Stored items
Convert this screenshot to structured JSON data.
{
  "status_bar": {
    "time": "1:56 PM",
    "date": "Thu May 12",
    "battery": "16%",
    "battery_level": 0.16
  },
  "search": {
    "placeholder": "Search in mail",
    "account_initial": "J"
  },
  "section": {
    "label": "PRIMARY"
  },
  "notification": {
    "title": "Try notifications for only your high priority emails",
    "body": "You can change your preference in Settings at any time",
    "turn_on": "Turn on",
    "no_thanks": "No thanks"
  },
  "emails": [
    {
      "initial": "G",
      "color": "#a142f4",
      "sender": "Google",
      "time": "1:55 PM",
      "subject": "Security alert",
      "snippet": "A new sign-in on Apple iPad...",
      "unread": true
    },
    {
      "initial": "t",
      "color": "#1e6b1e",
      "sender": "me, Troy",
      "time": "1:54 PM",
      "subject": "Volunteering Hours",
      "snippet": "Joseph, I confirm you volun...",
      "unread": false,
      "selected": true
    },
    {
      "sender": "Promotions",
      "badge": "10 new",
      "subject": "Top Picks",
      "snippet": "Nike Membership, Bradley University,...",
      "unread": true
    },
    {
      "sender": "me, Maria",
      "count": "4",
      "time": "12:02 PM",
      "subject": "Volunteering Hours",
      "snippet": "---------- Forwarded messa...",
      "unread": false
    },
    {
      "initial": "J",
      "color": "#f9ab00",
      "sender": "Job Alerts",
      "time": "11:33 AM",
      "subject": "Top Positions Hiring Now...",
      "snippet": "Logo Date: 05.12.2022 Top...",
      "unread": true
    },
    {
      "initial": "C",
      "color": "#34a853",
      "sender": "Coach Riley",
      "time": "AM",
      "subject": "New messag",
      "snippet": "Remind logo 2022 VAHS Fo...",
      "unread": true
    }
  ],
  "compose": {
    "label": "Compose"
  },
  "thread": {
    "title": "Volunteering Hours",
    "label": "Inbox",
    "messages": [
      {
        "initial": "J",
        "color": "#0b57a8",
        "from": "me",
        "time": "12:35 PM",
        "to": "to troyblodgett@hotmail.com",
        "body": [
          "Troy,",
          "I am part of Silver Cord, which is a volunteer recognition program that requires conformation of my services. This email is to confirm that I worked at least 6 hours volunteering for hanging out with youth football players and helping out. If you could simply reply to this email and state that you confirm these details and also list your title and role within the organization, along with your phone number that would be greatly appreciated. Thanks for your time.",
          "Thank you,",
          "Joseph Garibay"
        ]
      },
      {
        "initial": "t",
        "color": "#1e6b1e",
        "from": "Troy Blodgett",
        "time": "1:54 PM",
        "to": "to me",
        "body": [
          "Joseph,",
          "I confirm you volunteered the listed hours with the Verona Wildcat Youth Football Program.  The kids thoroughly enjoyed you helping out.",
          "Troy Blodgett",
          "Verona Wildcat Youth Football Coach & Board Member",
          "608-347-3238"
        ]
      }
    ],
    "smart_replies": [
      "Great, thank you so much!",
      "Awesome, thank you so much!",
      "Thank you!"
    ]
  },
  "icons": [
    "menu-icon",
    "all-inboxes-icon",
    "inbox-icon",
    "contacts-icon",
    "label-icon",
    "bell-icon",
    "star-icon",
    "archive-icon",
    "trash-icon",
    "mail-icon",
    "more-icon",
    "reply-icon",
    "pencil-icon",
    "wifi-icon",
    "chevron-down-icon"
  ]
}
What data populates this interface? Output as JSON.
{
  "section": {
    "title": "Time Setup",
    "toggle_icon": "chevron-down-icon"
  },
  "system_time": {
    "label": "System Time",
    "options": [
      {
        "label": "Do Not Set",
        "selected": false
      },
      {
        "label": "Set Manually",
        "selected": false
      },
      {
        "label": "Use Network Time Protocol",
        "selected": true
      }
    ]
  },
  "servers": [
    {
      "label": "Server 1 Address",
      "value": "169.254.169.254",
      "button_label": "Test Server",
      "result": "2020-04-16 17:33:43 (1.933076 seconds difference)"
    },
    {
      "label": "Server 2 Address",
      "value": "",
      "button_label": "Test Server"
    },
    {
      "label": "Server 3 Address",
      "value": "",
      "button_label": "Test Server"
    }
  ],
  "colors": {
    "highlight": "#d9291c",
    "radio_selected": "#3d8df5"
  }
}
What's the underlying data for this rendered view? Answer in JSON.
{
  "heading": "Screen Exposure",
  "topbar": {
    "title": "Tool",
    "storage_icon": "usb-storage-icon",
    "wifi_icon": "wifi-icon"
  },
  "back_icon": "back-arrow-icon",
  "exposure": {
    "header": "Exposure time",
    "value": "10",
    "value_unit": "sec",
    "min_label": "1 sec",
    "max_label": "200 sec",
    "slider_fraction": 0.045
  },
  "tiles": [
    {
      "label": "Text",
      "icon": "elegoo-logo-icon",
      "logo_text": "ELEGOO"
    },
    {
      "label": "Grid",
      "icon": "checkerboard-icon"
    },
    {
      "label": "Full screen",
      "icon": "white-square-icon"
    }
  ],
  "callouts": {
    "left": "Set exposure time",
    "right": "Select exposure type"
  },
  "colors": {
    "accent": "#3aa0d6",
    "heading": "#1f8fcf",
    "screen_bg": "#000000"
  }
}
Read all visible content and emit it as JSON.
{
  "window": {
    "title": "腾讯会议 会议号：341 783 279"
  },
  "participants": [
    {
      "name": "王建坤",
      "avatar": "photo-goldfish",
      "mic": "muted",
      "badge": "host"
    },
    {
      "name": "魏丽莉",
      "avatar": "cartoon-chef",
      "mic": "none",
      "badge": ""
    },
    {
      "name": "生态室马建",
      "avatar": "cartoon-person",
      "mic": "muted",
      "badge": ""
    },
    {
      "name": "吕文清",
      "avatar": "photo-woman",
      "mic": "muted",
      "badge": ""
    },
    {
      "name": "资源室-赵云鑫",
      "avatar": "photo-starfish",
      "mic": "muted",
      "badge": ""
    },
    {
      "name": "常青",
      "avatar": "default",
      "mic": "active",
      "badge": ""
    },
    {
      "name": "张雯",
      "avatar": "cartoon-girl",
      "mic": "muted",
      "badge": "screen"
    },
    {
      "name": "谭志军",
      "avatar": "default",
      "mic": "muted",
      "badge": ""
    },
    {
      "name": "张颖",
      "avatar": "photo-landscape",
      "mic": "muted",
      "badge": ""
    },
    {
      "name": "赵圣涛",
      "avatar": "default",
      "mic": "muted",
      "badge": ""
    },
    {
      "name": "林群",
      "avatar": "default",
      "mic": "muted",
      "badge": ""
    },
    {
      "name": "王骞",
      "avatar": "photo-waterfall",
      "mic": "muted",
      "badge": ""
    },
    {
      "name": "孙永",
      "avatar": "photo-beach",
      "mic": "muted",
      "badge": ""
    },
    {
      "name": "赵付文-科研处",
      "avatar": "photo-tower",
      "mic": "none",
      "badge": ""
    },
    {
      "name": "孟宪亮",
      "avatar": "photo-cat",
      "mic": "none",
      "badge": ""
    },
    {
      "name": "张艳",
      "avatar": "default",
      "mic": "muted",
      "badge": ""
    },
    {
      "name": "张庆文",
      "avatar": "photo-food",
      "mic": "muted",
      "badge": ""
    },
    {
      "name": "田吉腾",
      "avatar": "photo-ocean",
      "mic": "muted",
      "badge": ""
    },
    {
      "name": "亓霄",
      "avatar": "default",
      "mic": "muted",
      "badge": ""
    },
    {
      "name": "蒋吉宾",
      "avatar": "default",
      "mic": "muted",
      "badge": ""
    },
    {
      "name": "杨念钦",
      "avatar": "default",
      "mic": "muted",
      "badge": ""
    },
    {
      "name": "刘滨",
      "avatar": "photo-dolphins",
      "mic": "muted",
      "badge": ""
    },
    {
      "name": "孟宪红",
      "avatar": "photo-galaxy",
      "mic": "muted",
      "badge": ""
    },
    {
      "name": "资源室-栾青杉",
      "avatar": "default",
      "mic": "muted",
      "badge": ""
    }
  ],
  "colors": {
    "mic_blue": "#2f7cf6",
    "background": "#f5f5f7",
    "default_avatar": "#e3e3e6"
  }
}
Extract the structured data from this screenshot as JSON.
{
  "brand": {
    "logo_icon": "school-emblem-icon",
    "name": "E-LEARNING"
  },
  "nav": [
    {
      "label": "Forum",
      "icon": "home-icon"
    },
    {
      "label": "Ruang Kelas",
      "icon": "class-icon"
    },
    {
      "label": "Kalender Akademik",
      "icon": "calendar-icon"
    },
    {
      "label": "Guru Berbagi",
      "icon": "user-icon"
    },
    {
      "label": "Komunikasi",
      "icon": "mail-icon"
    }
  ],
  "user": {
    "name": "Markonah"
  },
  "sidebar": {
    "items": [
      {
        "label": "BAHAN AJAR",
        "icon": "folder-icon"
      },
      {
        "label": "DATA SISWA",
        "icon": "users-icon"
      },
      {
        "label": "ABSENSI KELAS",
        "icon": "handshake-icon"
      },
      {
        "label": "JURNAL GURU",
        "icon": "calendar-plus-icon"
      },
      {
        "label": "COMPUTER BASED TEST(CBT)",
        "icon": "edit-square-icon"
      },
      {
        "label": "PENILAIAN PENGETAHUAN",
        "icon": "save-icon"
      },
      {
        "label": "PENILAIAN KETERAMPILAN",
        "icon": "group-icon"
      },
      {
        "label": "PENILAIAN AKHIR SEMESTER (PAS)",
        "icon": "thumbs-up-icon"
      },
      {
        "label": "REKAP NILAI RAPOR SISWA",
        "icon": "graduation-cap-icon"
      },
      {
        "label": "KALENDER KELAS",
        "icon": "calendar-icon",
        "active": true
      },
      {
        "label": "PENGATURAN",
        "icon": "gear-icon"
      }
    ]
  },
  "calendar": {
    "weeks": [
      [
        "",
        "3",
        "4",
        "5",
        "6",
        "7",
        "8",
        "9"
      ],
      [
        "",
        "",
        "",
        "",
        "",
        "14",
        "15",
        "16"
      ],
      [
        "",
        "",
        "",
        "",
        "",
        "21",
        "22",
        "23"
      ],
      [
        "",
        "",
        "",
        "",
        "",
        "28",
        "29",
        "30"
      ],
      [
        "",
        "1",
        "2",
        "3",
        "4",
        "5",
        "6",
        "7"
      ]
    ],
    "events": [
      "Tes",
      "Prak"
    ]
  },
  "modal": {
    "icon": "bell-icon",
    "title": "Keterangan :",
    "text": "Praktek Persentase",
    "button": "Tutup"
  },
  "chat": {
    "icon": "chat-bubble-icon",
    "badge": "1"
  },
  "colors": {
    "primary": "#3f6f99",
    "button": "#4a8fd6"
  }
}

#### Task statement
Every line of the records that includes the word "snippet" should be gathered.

#### Output below
      "snippet": "A new sign-in on Apple iPad...",
      "snippet": "Joseph, I confirm you volun...",
      "snippet": "Nike Membership, Bradley University,...",
      "snippet": "---------- Forwarded messa...",
      "snippet": "Logo Date: 05.12.2022 Top...",
      "snippet": "Remind logo 2022 VAHS Fo...",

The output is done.